Egypt and the Saudi Arabia signed $1.8 billion worth of contracts in Cairo on Tuesday to build transmission plants and connect each other's power grids.
The project will have a peak transmission capacity of 3,000 megawatts and will be implemented by three consortiums made up of international and regional companies, according to an Egyptian cabinet statement.
Saudi Energy Minister Prince Abdulaziz bin Salman and Egypt’s Minister of Electricity and Renewable Energy Mohamed Shaker signed the agreement for the venture led by the Egyptian Electricity Transmission Company and the Saudi Electricity Company.

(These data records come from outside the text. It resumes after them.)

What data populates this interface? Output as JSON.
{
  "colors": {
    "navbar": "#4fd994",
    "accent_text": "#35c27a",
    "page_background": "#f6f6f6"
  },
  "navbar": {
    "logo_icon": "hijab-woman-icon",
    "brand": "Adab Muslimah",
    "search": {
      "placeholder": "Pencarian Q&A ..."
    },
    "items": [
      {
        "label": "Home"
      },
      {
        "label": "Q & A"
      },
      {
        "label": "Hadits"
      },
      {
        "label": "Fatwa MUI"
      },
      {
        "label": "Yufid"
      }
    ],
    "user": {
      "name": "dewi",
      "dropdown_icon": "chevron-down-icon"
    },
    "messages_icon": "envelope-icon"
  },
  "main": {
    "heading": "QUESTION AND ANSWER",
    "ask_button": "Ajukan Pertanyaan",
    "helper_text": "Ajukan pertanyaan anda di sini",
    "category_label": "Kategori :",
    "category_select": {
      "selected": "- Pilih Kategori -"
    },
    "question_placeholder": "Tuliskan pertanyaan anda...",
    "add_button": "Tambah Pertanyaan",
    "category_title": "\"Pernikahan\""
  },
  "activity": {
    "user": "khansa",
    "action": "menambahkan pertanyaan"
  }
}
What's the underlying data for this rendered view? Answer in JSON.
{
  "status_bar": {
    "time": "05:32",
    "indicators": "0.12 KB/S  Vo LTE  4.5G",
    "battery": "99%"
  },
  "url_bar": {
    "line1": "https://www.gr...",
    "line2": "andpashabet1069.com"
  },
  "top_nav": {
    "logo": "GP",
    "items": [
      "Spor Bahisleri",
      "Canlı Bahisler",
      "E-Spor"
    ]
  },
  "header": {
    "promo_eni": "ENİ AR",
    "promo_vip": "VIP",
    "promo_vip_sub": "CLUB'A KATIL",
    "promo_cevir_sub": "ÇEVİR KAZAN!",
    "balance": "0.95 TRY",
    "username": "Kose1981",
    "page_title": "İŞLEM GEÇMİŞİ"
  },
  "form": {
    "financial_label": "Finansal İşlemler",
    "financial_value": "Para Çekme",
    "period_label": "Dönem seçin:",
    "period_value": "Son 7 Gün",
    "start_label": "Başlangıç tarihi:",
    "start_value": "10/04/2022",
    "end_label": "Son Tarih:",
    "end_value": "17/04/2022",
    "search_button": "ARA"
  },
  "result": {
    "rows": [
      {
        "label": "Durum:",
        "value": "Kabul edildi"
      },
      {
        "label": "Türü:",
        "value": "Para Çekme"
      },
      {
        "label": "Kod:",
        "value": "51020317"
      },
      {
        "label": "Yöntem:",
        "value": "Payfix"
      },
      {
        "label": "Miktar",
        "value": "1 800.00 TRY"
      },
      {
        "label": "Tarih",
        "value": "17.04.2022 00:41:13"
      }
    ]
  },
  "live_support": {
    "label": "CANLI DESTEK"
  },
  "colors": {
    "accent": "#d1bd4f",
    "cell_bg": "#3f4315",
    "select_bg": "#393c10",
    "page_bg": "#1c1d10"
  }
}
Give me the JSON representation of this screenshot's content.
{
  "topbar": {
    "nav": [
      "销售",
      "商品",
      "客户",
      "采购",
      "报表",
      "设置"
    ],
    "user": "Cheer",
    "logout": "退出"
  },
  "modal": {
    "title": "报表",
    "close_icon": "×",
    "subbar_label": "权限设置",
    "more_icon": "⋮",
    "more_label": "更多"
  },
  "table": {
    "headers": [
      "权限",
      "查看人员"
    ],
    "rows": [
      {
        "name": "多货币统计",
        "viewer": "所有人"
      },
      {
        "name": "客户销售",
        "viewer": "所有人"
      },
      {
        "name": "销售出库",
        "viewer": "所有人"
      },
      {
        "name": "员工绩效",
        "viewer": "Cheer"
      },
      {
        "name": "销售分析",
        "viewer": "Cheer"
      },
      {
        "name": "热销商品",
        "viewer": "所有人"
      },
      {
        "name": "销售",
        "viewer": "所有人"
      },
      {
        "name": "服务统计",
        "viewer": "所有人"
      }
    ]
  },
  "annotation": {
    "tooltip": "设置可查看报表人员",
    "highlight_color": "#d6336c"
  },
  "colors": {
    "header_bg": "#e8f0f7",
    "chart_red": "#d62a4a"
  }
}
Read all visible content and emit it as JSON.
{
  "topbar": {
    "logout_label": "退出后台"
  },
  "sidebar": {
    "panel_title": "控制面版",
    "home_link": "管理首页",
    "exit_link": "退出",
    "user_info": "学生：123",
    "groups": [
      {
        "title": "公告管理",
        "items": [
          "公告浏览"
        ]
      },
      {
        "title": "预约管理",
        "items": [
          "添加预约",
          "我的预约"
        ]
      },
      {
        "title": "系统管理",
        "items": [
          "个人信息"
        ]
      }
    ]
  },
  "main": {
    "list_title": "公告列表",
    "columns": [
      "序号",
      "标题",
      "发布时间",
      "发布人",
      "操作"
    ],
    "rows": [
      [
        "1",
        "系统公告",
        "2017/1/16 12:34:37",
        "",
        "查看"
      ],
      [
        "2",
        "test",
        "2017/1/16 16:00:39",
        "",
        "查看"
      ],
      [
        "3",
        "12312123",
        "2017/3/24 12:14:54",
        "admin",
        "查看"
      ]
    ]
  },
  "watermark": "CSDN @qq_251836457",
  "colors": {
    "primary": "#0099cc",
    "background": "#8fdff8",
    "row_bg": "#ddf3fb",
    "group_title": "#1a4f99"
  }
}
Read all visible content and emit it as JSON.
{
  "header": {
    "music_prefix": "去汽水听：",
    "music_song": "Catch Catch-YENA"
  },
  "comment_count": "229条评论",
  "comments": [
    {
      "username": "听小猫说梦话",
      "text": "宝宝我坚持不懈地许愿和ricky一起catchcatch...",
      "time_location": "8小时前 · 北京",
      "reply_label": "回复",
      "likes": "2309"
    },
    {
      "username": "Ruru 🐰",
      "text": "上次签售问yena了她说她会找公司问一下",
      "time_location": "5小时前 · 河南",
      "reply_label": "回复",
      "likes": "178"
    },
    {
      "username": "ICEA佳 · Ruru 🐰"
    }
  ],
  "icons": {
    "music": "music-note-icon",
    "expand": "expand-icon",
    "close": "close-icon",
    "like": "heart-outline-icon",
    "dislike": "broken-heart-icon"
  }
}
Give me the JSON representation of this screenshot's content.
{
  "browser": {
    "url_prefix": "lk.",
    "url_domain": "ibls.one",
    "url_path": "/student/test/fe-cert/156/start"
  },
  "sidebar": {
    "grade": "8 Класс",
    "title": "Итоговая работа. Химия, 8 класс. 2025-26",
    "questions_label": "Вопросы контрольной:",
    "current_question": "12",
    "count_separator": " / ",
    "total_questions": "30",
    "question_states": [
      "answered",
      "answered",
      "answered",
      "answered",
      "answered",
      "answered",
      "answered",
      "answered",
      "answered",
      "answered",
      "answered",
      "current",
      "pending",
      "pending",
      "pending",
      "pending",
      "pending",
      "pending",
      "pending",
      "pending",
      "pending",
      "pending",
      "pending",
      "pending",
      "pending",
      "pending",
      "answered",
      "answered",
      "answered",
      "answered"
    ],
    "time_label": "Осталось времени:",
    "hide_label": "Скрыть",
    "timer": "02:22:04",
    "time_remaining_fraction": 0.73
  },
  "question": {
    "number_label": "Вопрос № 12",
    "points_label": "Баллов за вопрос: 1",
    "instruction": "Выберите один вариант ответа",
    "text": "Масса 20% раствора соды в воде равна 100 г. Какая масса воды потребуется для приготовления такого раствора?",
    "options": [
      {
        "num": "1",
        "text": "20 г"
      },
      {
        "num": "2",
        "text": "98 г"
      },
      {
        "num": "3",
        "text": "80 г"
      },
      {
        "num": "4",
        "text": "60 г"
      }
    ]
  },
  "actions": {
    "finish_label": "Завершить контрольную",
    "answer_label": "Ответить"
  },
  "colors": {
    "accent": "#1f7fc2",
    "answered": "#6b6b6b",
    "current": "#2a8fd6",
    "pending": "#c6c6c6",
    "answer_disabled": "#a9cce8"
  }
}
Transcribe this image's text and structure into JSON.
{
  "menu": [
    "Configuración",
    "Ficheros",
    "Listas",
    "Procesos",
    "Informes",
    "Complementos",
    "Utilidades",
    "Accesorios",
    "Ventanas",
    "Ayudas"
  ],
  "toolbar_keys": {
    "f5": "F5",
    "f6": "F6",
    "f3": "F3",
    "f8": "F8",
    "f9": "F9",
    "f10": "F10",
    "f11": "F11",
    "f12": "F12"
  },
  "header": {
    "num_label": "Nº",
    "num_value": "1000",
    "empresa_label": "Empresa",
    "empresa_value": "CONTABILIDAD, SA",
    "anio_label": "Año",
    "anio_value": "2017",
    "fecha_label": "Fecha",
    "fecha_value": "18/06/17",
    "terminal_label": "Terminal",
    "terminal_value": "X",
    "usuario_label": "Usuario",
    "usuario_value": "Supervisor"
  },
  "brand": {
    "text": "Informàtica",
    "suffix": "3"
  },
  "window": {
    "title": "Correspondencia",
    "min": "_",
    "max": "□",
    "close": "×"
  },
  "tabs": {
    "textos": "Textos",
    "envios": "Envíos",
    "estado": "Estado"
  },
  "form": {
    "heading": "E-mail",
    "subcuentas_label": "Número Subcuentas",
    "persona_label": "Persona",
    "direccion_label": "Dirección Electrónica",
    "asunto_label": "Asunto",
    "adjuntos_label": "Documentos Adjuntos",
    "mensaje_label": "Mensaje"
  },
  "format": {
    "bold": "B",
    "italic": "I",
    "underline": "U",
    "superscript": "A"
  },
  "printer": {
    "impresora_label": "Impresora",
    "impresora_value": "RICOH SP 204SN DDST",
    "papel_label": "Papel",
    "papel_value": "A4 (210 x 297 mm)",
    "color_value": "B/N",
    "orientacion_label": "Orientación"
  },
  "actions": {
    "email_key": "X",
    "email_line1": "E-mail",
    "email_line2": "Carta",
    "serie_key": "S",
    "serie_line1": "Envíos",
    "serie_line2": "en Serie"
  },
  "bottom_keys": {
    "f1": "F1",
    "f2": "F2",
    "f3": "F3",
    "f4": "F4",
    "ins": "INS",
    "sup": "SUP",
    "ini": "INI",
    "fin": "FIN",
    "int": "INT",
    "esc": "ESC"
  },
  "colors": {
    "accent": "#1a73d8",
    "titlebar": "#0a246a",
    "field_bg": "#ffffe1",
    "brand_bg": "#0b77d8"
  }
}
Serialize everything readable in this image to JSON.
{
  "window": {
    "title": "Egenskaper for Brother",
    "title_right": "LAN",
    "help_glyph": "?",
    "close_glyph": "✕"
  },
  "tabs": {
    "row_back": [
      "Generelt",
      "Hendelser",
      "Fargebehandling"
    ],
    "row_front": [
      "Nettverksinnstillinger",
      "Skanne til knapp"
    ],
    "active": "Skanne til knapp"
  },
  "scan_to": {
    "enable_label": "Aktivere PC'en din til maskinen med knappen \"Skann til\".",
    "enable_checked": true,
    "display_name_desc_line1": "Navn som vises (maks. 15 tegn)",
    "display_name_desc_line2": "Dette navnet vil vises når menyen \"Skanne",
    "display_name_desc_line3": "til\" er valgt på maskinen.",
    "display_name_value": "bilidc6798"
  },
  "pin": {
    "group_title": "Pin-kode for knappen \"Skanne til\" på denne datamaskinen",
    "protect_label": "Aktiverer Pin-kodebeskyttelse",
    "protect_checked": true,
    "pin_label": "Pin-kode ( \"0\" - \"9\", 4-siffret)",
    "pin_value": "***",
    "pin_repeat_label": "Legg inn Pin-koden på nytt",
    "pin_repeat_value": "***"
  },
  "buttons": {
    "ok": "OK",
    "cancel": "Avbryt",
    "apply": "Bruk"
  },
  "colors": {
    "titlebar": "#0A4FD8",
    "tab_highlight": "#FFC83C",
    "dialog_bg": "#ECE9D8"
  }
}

“Reaching this important stage is the culmination of the directives of the leaderships of the two brotherly countries,” Prince Abdulaziz said at the accord ceremony, which was also attended by the chairmen of both the companies.
Under the agreement, two transmission plants will be set up in Saudi Arabia and one in Egypt.
The East Medina and Tubok plants in Saudi Arabia will be connected to the Badr plant, east of Cairo, by 1,350 kilometres of aerial cables and a 22-kilometre undersea network that will join both countries through the Gulf of Aqaba.
The high-voltage, direct current, or HVDC, system, with a voltage capacity of 500 kilovolts, aims to improve the efficiency and stability of both power grids, and clear a path for future ventures between the two countries.
The agreement will also boost their co-operation in renewable energy, Prince Abdulaziz said.
It will also reduce individual carbon footprints, according to Orascom Construction, which will build the link stations between the two countries.
Earlier this year, Egypt announced plans for similar power-sharing projects with Greece and Cyprus.
Under the current government, Egypt has gone from dealing with periodic power cuts to becoming a major regional player in the energy sector.
A similar joint project with Sudan was launched earlier this year, the first of phase of which generates 80 megawatts at peak times.